By Mandi, Contributing Writer
Even the most organized person will fall under the weight of too much stuff – a lesson I learned the hard way a few years into married life and motherhood – and instead of just inspiring my children to be organized, my goal is to show them the value of living a simple life without clutter.
I wouldn’t necessarily call us minimalists, as we don’t stick to strict rules about the number of items in our home or what we do or don’t buy; however, we are careful to only keep the things that we truly use and enjoy and to evaluate purchases through this lens before we spend money. And, yes, that means my kids have fewer toys and clothes than most of their peers, but I don’t think they’re suffering!
Because we want to pass these values on to our kids rather than have them revolt the minute they move out of our home, we’re very intentional about the way we treat “stuff,” and I want to share a few of those strategies with you today:
Keep Them Involved in Decisions
Although it’s easier to de-clutter without children underfoot, it’s important to involve children in the process. No one likes to have their stuff thrown or given away without their permission, and I still give my mom a hard time about the coloring books she threw out one year without telling me!
Most importantly, by involving kids in the process, you’re helping them develop those decision making skills as they think about what to keep and what to give away. Use these 10 decluttering questions to help encourage conversation as you go.
Set Objective, Physical Limits
Everyone has things they hold onto that don’t make sense to outside observers, and it’s important to give children freedom to choose special toys and knick knacks of their own — within limits.
My favorite way to give my kids freedom within a reasonable framework is to designate a box, bag or other container for specific toys. They can grow their collection of Little People, Hot Wheels or cheesy dollar store toys as long as it fits within that defined space, but once it begins to overflow, it’s time to de-clutter the extras.
This not only gives them control of the decisions so that I don’t have to play the bad guy, but it also reinforces the idea that saying yes to certain items means saying no to others.
Embrace the One Toy In, One Toy Out Rule
A strict interpretation of this rule says that whenever kids receive a new toy for their birthday, a holiday or make their own purchase, they choose one of their existing toys to give away. Because I’m not a great rule follower, we don’t follow this rule with precision (although I know families that do!). However, we always do a big clean out before Christmas to make room for any new toys, and we’ll often do one in the middle of the year as well.
We keep our toys in a defined space (smaller toy sets in a wardrobe in the play area and the bigger toys in their bedroom closet), and we are careful to limit the toys we own to what will fit comfortably in these two spaces.
Make Cleaning Up a Family Affair
Involving kids in daily clean up is a great way to give them a realistic picture of the time cost of stuff! There will obviously be times when they’ll want to keep out an elaborate Lego village they’re building or another project that’s in progress, but for the most part we clean up each evening and everybody participates. Toddlers and preschoolers are so eager to help, so we use that as an opportunity to build good habits right from the start.

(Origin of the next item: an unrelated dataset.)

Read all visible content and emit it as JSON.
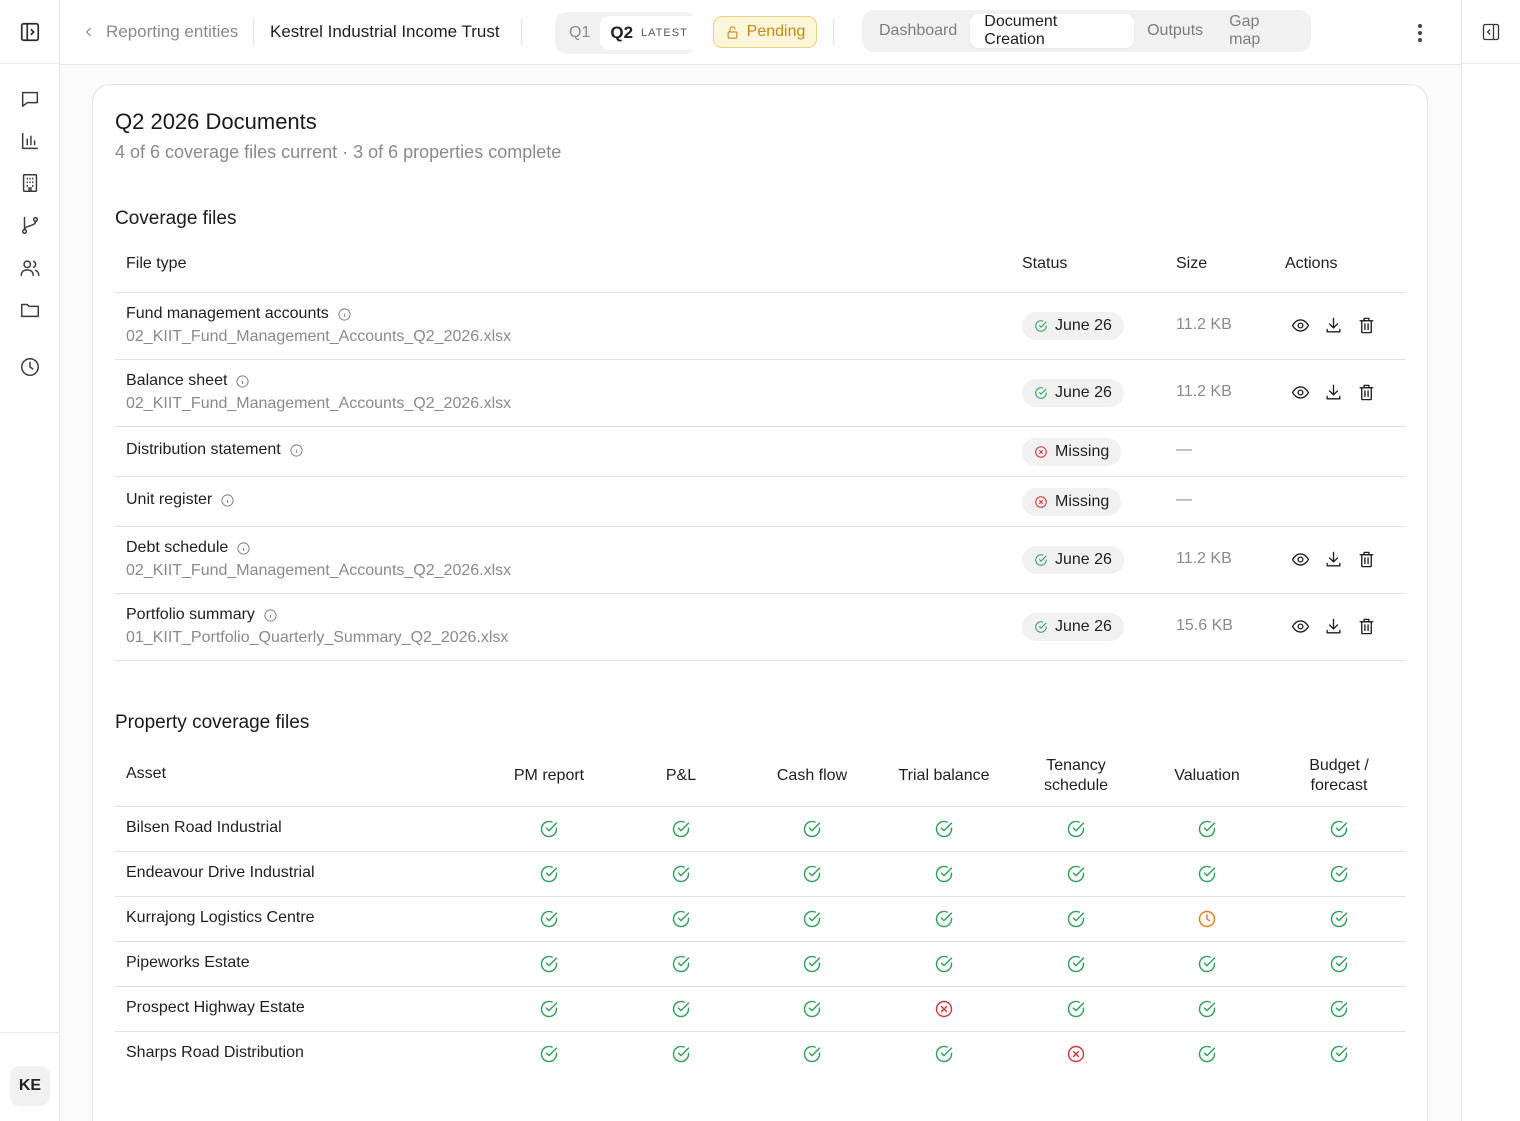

I don’t expect my children to be perfect little organizing machines, and like any kid, they page through toy catalogs with wide eyes as they dream of owning every single toy. Our goal is not to force our decisions on them but to help them build good habits and give them opportunities to see the benefits of keeping our home uncluttered and neat.